On the last pier of the Sega Dreamcast, Sonic Adventure 2 had a lot to makeup for financially as well as living up to series expectations. Through that lense, I can paint this entire experience positively as the most ambitious Sonic game to ever exist with the deepest, darkest story as well. Sounds cool, yeah?
Going from the first Sonic Adventure to this one immediately feels far more surreal than I was expecting. There are so many subtle differences in levels to complement the huge array of main changes that anyone with eyes can notice. This was an evolution that I remember not particularly hating after an initial run through, but now have come to respect as at least a last-ditch swing for the fences.
This chapter introduces us to the mixed-bag that is Shadow the Hedgehog and his saucy bat thief partner Rogue.
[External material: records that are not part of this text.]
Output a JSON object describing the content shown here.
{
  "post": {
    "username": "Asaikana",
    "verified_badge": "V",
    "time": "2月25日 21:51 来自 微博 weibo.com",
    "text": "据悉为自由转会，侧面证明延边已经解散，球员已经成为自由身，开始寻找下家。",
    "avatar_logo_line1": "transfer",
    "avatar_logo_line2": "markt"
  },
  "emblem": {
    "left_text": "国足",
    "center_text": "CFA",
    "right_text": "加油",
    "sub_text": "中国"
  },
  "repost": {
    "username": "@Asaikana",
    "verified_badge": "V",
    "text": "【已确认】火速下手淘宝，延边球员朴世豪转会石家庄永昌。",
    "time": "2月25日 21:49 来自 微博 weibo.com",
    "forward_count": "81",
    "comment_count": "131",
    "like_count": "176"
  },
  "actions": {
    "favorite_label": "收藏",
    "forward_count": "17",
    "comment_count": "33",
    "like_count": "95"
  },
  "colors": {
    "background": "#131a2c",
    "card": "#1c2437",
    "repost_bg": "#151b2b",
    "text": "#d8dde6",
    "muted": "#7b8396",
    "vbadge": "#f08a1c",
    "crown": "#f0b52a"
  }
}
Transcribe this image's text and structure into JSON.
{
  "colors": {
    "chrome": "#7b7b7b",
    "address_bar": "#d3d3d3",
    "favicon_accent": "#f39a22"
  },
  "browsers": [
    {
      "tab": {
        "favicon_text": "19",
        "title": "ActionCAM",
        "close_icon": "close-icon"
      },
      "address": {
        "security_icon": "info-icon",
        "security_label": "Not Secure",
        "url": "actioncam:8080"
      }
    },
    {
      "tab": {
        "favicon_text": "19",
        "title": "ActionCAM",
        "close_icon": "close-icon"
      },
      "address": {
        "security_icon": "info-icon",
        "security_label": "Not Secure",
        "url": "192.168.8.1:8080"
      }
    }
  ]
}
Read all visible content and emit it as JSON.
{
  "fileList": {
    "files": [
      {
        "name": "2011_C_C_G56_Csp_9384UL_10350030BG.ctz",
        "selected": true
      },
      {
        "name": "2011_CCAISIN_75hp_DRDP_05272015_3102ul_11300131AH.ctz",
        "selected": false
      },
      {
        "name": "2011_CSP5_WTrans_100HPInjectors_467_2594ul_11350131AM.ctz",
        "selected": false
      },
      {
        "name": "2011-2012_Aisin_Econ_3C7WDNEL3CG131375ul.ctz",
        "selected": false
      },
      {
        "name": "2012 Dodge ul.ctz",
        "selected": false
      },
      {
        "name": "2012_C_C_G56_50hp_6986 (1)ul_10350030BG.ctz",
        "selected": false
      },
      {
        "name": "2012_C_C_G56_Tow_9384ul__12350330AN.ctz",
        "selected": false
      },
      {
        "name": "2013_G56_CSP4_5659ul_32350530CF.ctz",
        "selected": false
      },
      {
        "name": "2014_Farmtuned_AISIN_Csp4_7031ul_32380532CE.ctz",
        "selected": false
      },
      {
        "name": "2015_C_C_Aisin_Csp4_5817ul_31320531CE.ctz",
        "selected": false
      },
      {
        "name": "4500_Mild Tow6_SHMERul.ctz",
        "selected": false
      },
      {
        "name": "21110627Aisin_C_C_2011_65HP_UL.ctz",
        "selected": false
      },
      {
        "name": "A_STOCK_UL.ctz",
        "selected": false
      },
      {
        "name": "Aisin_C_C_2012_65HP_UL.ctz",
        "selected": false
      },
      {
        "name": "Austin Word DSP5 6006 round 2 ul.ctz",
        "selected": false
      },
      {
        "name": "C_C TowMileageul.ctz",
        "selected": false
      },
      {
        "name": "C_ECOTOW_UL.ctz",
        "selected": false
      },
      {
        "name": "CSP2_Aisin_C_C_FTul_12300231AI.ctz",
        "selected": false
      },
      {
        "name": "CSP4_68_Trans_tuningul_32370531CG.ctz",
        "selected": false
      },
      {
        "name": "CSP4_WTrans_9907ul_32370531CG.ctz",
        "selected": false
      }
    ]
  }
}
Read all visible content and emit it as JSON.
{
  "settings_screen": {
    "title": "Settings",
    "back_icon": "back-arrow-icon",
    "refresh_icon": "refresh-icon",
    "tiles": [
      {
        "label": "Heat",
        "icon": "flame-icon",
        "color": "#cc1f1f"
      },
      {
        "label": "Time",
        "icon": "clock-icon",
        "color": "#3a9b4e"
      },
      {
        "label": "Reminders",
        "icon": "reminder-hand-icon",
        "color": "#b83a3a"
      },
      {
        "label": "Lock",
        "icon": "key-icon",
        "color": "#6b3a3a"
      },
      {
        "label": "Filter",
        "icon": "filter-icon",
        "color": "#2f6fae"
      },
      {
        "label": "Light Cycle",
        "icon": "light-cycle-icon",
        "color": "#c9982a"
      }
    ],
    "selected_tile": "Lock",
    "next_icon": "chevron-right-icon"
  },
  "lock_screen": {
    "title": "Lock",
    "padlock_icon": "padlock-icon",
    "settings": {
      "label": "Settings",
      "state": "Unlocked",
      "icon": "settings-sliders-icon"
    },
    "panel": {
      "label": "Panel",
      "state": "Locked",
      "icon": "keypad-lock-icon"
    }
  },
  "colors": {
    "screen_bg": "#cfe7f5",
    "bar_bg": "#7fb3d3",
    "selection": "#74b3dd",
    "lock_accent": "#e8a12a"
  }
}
She can fill the hole in your heart if you’re missing Carmen Sandiego or even Black Cat from Spider-Man, but mixed in with Big the Cat. Not unlike that fluffy oaf, her introduction to the series is a string of find-it missions that are nearly identical to Knuckles’. The difference is that Knuckles had some character before this awful decision whereas now Rogue is synonymous with tedium and paint-drying fun off the bat (teehee).
Shadow has, by a hedgehog and a half, the deepest story ever seen in a Sonic game. This game could’ve been called “Shadow the Hedgehog” with how much of it is informed by him and his experiences as a chaos-controlling clone. Sonic is a secondary character in his own game, oddly, even at the big, bad climax which actually still holds up as an awesome spectacle.
Gameplay here shares nearly the same system of all 3D Sonic games set within the poor level design of Sonic Adventure 2. Seriously poor; Sega was in love with the rail grinding aspect to an extreme here to where they are way overutilized while the other sections lack so many coherent structures to making this a kinetic experience. Your momentum will halt on a dime dozens of times in longer levels while those exploration levels with Knuckles and Rogue may as well be point-and-click adventures.
There is certainly variation if nothing else between speed, absolute sloth, and the weapon-focused Tails and Eggman levels that are plodding but at least have a sense of pace. My gripe with all the levels combined are the damn tutorials that take away from obscure puzzles. Yep, you heard me: I’d rather have obscure one-step puzzles than have tutorials constantly reminding me about the simplest of my physics lessons from high school.
Sonic Adventure 2 features, I kid you not, the worst amount of Crush 40, which ends up being some at all. Crush has been the official hedgehog band since the OG Adventure and their popularity with Sega peaked here to the point that the very first zone is all Crush 40, all the time. There’s been no escaping them since, and it’s immediately off putting to hear lyrics in zone OST. Why not leave them for the final boss like in the first Adventure or the credits? It doesn’t help that the rest of the score is among the worst there is too, creating a package that begs to be turned all the way down.
What I do genuinely like about the game is the beefed up, nonsensical story that allows for Sonic and Shadow to go nuts at different points. Again, most of the positives deal with Shadow since he’s apparently the crazy pill the designers collectively swallowed but I’ll take it. His and Sonic’s levels are the closest to thrilling as you’re allowed to get, and they thankfully make up a huge part of the game from either side. The secret boss is also probably the best of the 3D baddies as far as impact and scale so kudos there.
There’s a certain heart of darkness inside Sonic Adventure 2 that, while not as badass as it sounds, does give the series some much-needed tragedy. Sonic is pretty much unfazed by anything. A cancer diagnosis in his feet wouldn’t garner even a sad glance downward. Shadow is the complete opposite as an angsty little sh*t, but that does open the door for loss and more grey morality. The story does go pretty dark in a slightly more real way than the “bullets and b*tches” Gamecube Shadow the Hedgehog.
Which leaves Sonic Adventure 2 as a fairly decent swan song of a flawed concept that has yet to really bare fruit in a three-dimensional environment. There’s lots of game to have and most of it does what Sonic can do in 3D, including the slips with the successes. My mind may be tempered by time and expectation, but it’s also now full of context around this hailmary too. Respect is due for going all out while Sega could, even if they very obviously missed by a longshot.
Sonic Adventure 2 Score: